TASK => Every entry below should be printed exactly, without its images.

Items from a data source:
++++++++++

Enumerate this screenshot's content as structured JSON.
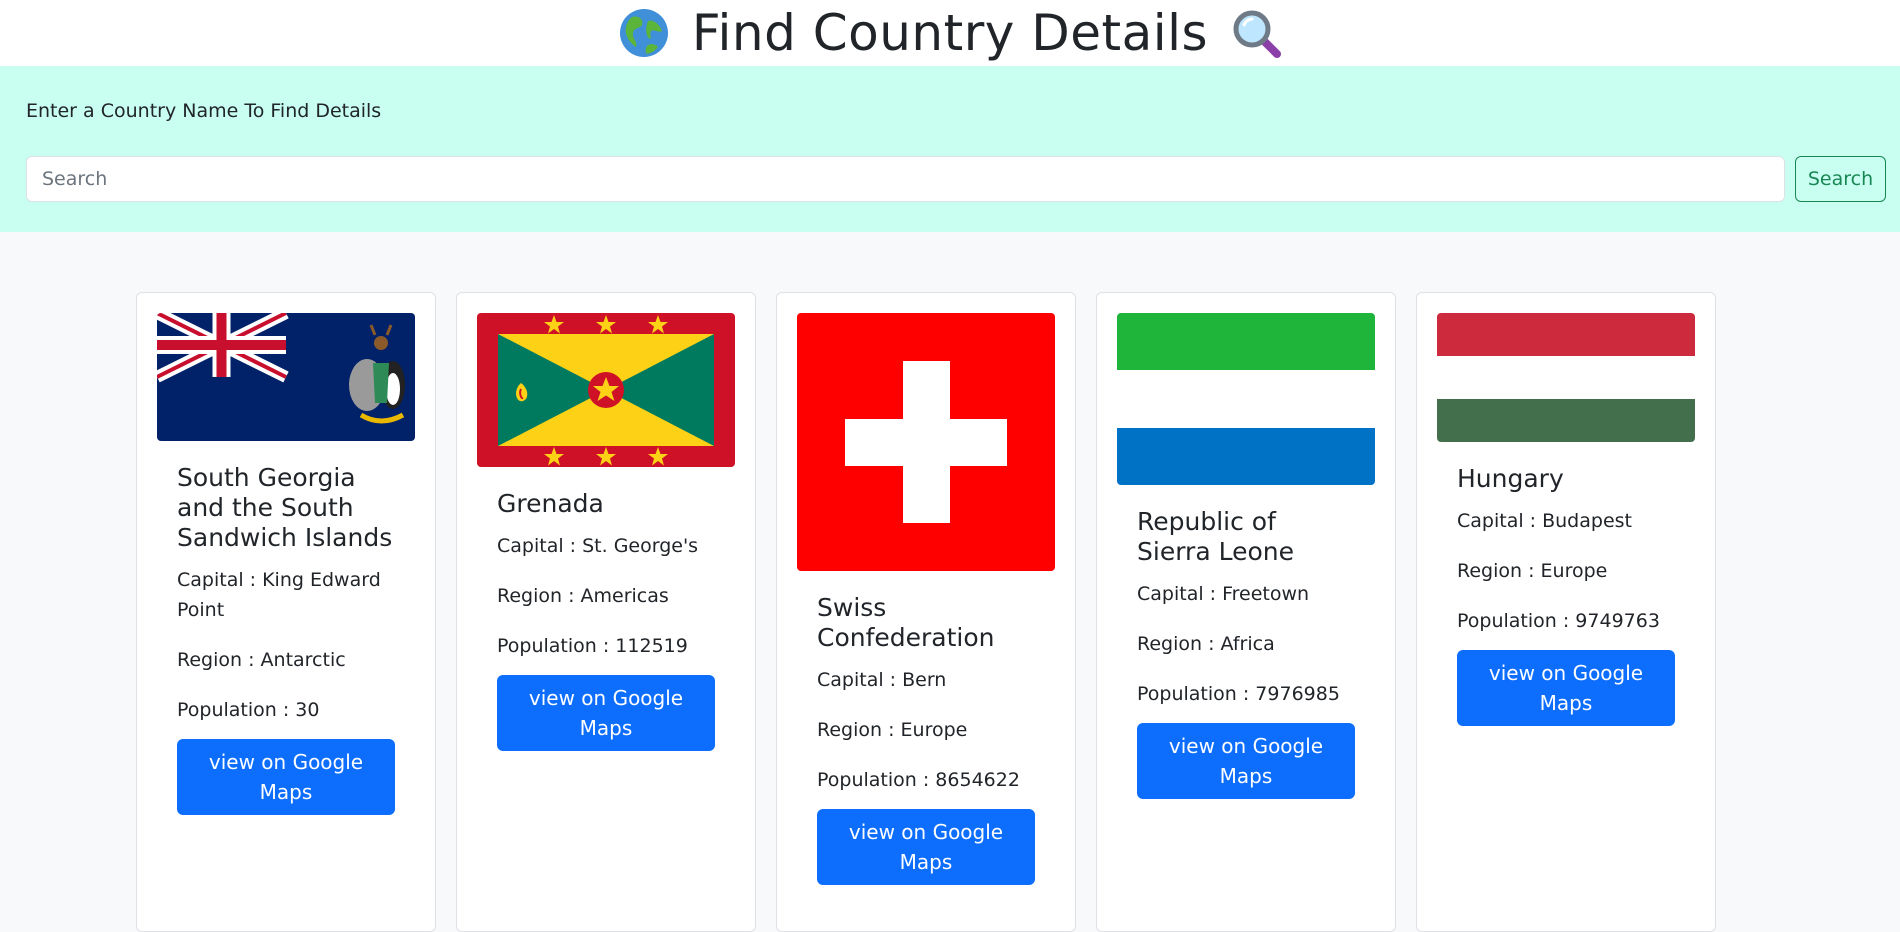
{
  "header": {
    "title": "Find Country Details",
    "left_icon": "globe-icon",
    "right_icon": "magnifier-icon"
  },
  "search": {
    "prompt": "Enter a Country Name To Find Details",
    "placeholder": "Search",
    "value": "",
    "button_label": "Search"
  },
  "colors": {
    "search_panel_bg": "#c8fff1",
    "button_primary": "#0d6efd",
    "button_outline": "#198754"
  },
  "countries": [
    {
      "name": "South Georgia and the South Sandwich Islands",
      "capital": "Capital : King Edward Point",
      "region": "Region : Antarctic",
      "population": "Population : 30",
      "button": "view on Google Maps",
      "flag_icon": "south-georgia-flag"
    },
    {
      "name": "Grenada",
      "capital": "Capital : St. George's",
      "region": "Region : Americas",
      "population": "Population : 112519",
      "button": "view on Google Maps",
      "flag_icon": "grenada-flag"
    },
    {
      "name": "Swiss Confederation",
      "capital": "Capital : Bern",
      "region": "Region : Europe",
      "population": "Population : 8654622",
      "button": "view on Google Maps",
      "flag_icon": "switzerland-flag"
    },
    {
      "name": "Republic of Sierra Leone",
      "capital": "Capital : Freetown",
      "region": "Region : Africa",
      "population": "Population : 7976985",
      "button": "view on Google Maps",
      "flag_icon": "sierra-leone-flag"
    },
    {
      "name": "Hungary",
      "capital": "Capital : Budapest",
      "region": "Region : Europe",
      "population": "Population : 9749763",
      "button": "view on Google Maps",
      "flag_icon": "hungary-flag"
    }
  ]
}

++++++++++

SOLUTION BELOW =>
Enumerate this screenshot's content as structured JSON.
{
  "header": {
    "title": "Find Country Details",
    "left_icon": "globe-icon",
    "right_icon": "magnifier-icon"
  },
  "search": {
    "prompt": "Enter a Country Name To Find Details",
    "placeholder": "Search",
    "value": "",
    "button_label": "Search"
  },
  "colors": {
    "search_panel_bg": "#c8fff1",
    "button_primary": "#0d6efd",
    "button_outline": "#198754"
  },
  "countries": [
    {
      "name": "South Georgia and the South Sandwich Islands",
      "capital": "Capital : King Edward Point",
      "region": "Region : Antarctic",
      "population": "Population : 30",
      "button": "view on Google Maps",
      "flag_icon": "south-georgia-flag"
    },
    {
      "name": "Grenada",
      "capital": "Capital : St. George's",
      "region": "Region : Americas",
      "population": "Population : 112519",
      "button": "view on Google Maps",
      "flag_icon": "grenada-flag"
    },
    {
      "name": "Swiss Confederation",
      "capital": "Capital : Bern",
      "region": "Region : Europe",
      "population": "Population : 8654622",
      "button": "view on Google Maps",
      "flag_icon": "switzerland-flag"
    },
    {
      "name": "Republic of Sierra Leone",
      "capital": "Capital : Freetown",
      "region": "Region : Africa",
      "population": "Population : 7976985",
      "button": "view on Google Maps",
      "flag_icon": "sierra-leone-flag"
    },
    {
      "name": "Hungary",
      "capital": "Capital : Budapest",
      "region": "Region : Europe",
      "population": "Population : 9749763",
      "button": "view on Google Maps",
      "flag_icon": "hungary-flag"
    }
  ]
}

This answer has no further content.